Steadily flowing from its source inside the concealed Qadisha Grotto, the gentle Qadisha River has sculpted a mystical canyon over 3,000 feet in depth which forms the Qadisha (Holy) Valley. A place of recluse and worship for scores of Christian holy men, this UNESCO World Heritage site has been home to monasteries and hermitages for over a millennium. The Qadisha Valley stretches over several miles of rugged and inhospitable terrain, riddled with shallow caves which have historically served as everything from burial chambers to sanctuaries for isolated worship.
As long ago as the 7th century tribes of Christian worshipers - ranging from Jacobites to Maronites - came to this secluded hideout to escape religious persecution and establish places of solace. Given this pious history, the Qadisha Valley is recognized as one of the most important Christian monastic settlements in the entire world. Just downstream from the historic Lebanese cedar groves is the Qannubin Monastery, the oldest of the four main Maronite houses of worship. In spite of being sacked by Mameluk sultans and outside forces during the Crusades, the Maronite monks nevertheless persevered to maintain their seat of worship deep inside the valley.
At the recently restored monastery of St. Anthony of Quzhaya—an imposing stone edifice which once housed over 300 monks— visitors can tour the place which housed the first printing press to ever grace the Middle East, a relic imported from London in 1584. They can also wander through the library, hermitage cave, and basement museum of the monastery.

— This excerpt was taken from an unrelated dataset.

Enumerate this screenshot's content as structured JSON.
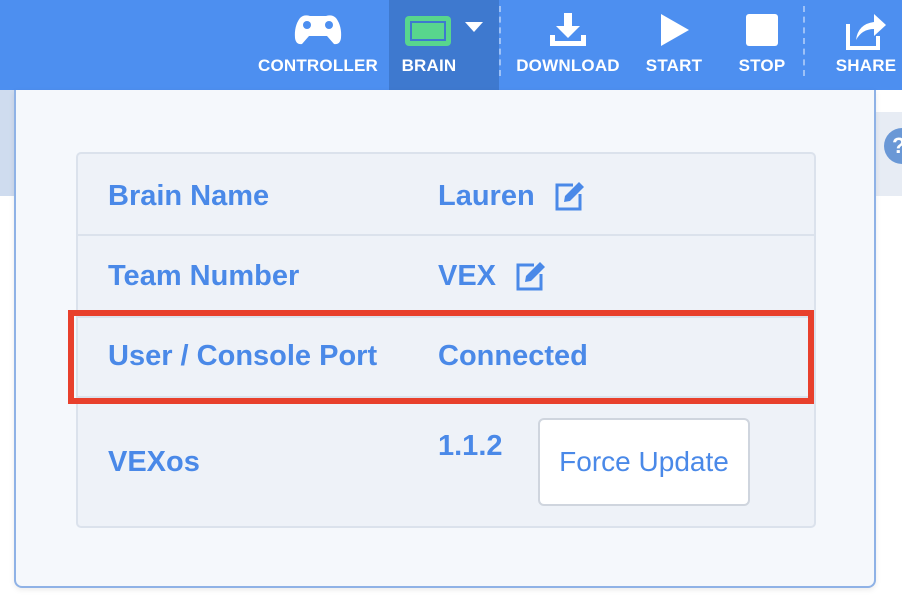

Finally, if you’ve toured your share of monasteries and have already enjoyed the cedar groves, Qadisha Valley is the perfect place to head out on a network of well-formed hiking trails to peacefully commune with nature in the same way pilgrims have done for centuries.